Output each of the entries exactly, skipping every picture they contain.

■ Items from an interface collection

● ● ● ● ●

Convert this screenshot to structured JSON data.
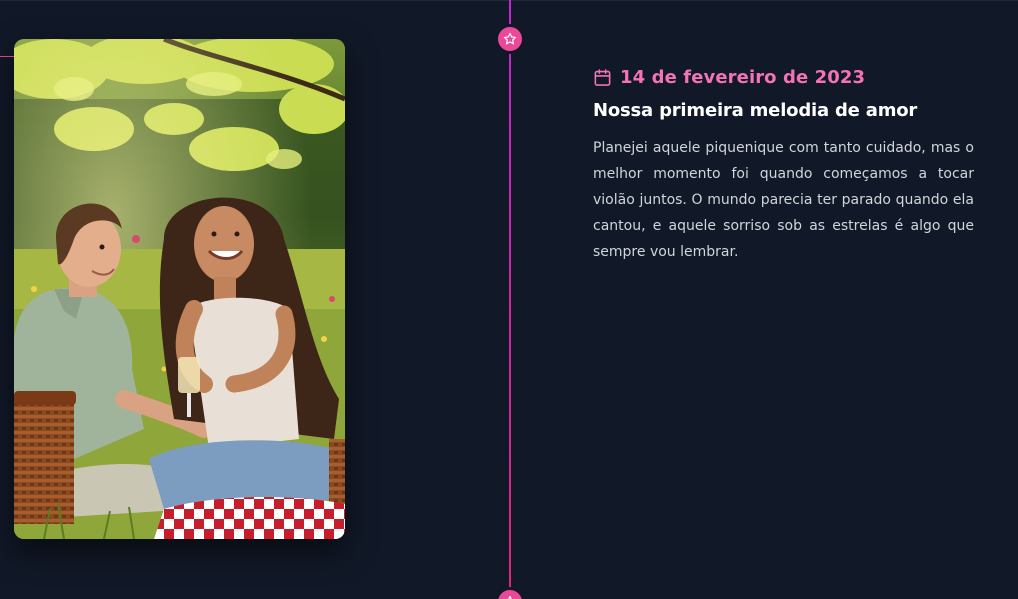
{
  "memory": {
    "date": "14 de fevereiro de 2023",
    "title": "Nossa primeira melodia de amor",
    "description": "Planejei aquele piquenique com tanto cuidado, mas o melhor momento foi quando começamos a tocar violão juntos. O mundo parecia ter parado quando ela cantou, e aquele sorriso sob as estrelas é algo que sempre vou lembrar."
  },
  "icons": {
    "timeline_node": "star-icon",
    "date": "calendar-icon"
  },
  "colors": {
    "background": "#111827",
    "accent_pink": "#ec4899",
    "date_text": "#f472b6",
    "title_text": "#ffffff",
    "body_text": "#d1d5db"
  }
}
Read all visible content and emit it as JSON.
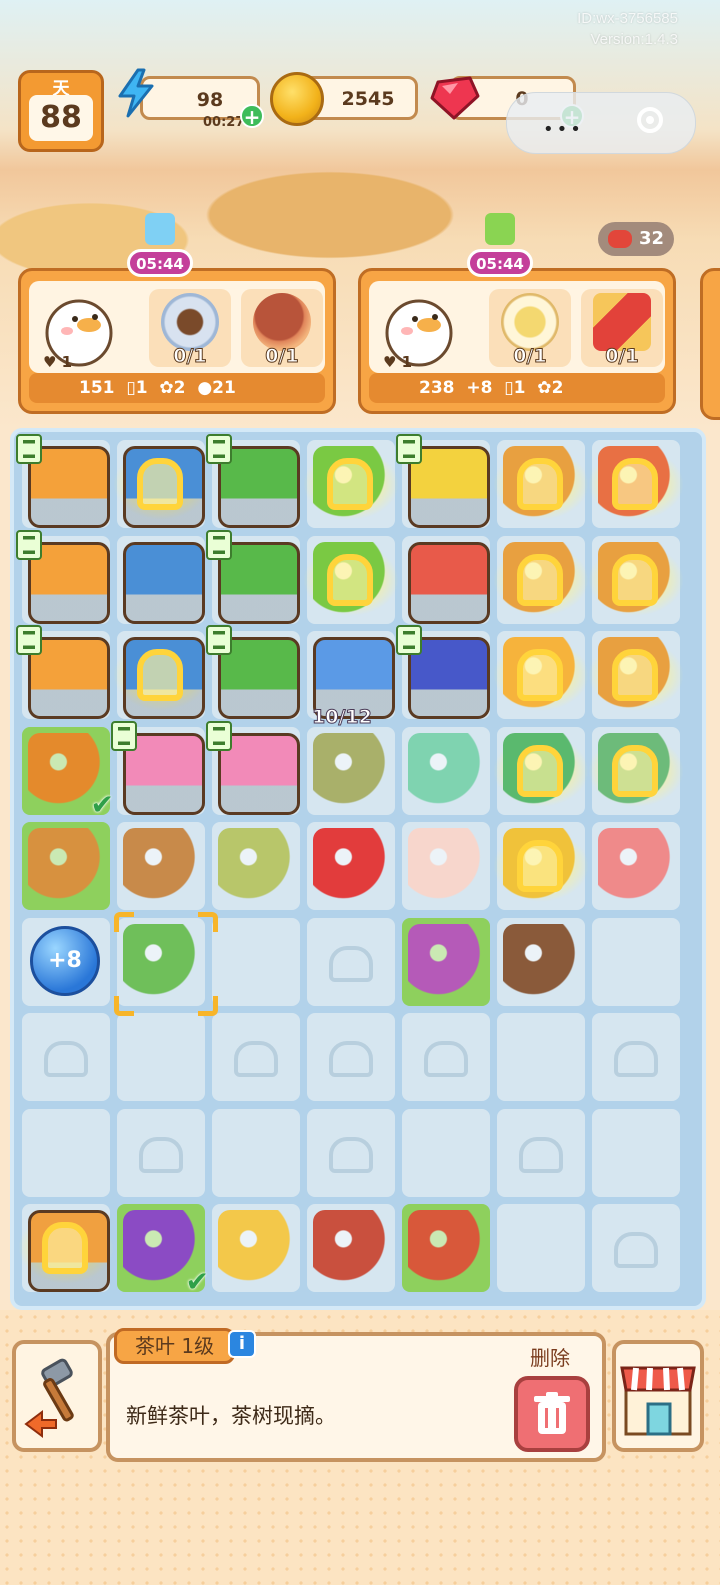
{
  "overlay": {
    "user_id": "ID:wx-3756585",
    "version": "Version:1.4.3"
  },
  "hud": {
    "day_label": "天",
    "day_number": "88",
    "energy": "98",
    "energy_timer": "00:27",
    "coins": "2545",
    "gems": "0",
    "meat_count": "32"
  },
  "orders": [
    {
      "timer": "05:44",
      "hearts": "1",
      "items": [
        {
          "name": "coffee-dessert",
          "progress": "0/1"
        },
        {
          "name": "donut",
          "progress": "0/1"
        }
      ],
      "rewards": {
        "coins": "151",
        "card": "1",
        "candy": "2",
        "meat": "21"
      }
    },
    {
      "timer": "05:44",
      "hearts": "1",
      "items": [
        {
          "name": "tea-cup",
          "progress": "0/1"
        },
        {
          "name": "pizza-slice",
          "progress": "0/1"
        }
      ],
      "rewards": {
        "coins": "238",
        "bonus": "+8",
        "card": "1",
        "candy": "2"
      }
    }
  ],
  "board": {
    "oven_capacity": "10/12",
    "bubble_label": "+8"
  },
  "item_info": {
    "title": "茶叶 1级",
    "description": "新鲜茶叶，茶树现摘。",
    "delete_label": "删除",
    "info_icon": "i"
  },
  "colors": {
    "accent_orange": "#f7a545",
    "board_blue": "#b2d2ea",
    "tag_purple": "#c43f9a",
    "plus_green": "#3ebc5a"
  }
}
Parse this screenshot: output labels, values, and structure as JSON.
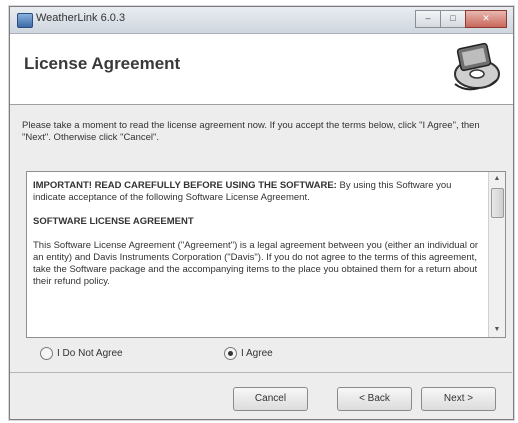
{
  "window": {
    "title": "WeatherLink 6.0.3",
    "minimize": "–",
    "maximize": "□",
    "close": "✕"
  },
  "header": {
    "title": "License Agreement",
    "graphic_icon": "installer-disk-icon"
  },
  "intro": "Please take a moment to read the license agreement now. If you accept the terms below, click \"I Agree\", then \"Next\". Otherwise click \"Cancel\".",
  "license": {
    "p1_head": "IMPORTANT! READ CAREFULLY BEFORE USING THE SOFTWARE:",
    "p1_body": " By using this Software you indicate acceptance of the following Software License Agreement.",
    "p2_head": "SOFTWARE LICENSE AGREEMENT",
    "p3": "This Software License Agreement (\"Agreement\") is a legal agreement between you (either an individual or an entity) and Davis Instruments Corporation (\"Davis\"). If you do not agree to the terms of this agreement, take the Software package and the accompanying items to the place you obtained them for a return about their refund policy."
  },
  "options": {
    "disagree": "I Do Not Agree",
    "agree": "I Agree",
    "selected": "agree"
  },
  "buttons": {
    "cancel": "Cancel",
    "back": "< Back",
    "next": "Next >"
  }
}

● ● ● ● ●

■ Output
Convert this screenshot to structured JSON data.
{
  "memory": {
    "date": "14 de fevereiro de 2023",
    "title": "Nossa primeira melodia de amor",
    "description": "Planejei aquele piquenique com tanto cuidado, mas o melhor momento foi quando começamos a tocar violão juntos. O mundo parecia ter parado quando ela cantou, e aquele sorriso sob as estrelas é algo que sempre vou lembrar."
  },
  "icons": {
    "timeline_node": "star-icon",
    "date": "calendar-icon"
  },
  "colors": {
    "background": "#111827",
    "accent_pink": "#ec4899",
    "date_text": "#f472b6",
    "title_text": "#ffffff",
    "body_text": "#d1d5db"
  }
}
Read all visible content and emit it as JSON.
{
  "overlay": {
    "user_id": "ID:wx-3756585",
    "version": "Version:1.4.3"
  },
  "hud": {
    "day_label": "天",
    "day_number": "88",
    "energy": "98",
    "energy_timer": "00:27",
    "coins": "2545",
    "gems": "0",
    "meat_count": "32"
  },
  "orders": [
    {
      "timer": "05:44",
      "hearts": "1",
      "items": [
        {
          "name": "coffee-dessert",
          "progress": "0/1"
        },
        {
          "name": "donut",
          "progress": "0/1"
        }
      ],
      "rewards": {
        "coins": "151",
        "card": "1",
        "candy": "2",
        "meat": "21"
      }
    },
    {
      "timer": "05:44",
      "hearts": "1",
      "items": [
        {
          "name": "tea-cup",
          "progress": "0/1"
        },
        {
          "name": "pizza-slice",
          "progress": "0/1"
        }
      ],
      "rewards": {
        "coins": "238",
        "bonus": "+8",
        "card": "1",
        "candy": "2"
      }
    }
  ],
  "board": {
    "oven_capacity": "10/12",
    "bubble_label": "+8"
  },
  "item_info": {
    "title": "茶叶 1级",
    "description": "新鲜茶叶，茶树现摘。",
    "delete_label": "删除",
    "info_icon": "i"
  },
  "colors": {
    "accent_orange": "#f7a545",
    "board_blue": "#b2d2ea",
    "tag_purple": "#c43f9a",
    "plus_green": "#3ebc5a"
  }
}
Parse this screenshot: output labels, values, and structure as JSON.
{
  "window": {
    "title": "WeatherLink 6.0.3",
    "minimize": "–",
    "maximize": "□",
    "close": "✕"
  },
  "header": {
    "title": "License Agreement",
    "graphic_icon": "installer-disk-icon"
  },
  "intro": "Please take a moment to read the license agreement now. If you accept the terms below, click \"I Agree\", then \"Next\". Otherwise click \"Cancel\".",
  "license": {
    "p1_head": "IMPORTANT! READ CAREFULLY BEFORE USING THE SOFTWARE:",
    "p1_body": " By using this Software you indicate acceptance of the following Software License Agreement.",
    "p2_head": "SOFTWARE LICENSE AGREEMENT",
    "p3": "This Software License Agreement (\"Agreement\") is a legal agreement between you (either an individual or an entity) and Davis Instruments Corporation (\"Davis\"). If you do not agree to the terms of this agreement, take the Software package and the accompanying items to the place you obtained them for a return about their refund policy."
  },
  "options": {
    "disagree": "I Do Not Agree",
    "agree": "I Agree",
    "selected": "agree"
  },
  "buttons": {
    "cancel": "Cancel",
    "back": "< Back",
    "next": "Next >"
  }
}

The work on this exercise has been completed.